England’s World Cup-winning captain Eoin Morgan is set to retire from international cricket, with an official announcement expected as soon as today, according to the BBC.
Under Morgan, England won the 2019 50-over World Cup – their first major global limited overs title – and reached the top of the one-day and Twenty20 rankings.
But the 35-year-old Dublin-born batter has been struggling with form and fitness issues this year.
He was twice out for nought during the recent ODI series away to the Netherlands in Amstelveen and withdrew from the third match with a groin issue.
England face India in a three-match T20 international series starting on July 7, while the T20 World Cup in Australia begins in October.
If Morgan does indeed step down ahead of the 2023 50-over World Cup in India, vice-captain Jos Buttler would appear to be the favourite to replace him as England’s white-ball skipper.

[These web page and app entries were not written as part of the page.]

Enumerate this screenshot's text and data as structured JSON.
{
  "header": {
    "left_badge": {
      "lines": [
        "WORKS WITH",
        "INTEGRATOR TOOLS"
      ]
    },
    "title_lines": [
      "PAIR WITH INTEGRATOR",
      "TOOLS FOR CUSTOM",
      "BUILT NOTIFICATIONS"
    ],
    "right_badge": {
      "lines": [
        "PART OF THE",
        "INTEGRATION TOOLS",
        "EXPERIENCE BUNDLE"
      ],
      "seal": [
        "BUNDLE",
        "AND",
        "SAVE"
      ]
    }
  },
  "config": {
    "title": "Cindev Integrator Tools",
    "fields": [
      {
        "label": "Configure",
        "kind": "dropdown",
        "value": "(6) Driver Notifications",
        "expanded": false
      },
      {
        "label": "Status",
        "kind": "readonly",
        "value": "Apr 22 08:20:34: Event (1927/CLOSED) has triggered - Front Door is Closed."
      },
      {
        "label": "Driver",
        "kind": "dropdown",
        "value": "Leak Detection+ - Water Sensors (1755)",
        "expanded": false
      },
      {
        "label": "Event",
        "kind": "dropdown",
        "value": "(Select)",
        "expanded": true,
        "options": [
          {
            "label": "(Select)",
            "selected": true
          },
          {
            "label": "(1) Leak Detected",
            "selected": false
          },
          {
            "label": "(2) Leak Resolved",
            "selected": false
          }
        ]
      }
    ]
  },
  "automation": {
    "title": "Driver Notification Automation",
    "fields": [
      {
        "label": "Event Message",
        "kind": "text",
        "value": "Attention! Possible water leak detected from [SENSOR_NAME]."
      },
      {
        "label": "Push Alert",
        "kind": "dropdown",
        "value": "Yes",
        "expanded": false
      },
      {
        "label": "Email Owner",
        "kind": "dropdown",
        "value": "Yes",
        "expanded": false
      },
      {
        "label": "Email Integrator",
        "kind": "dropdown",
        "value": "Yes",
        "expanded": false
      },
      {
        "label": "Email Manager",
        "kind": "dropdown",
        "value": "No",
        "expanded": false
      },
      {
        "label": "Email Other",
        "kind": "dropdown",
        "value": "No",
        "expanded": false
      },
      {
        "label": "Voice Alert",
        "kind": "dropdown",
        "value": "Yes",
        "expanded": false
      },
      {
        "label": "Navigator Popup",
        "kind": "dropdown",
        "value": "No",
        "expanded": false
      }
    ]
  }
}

Morgan is England’s leading run-scorer of all time in ODI and T20 cricket with 6,957 and 2,458 runs respectively. His tally of 225 ODIs and 115 T20Is is also an England record.
But he has made just two fifties from his past 28 international innings across the two white-ball formats.
Prior to the Netherlands series he confessed to feeling his age and struggling to recover physically form matches, telling Sky Sports: “If I don’t think I am good enough or I don’t feel I am contributing to the team, then I will finish.”
Morgan switched allegiance from his native Ireland in 2009, having forged an English county career with Middlesex.
He was a pioneer in becoming an England white-ball specialist after calling time on a 16-Test career featuring two hundreds that ended in 2012 to concentrate on the shorter formats.
A dynamic middle-order batter, Morgan was also a trailblazer in the English game with his then unusual ability to hit the ball to all parts of the ground.
He succeeded Alastair Cook as England’s ODI captain on the eve of the 2015 World Cup in Australia, where the team suffered a humiliating first-round exit.
Despite that reverse, Morgan remained in post and together with former England head coach Trevor Bayliss oversaw the side’s transformation into a major force in limited-overs cricket.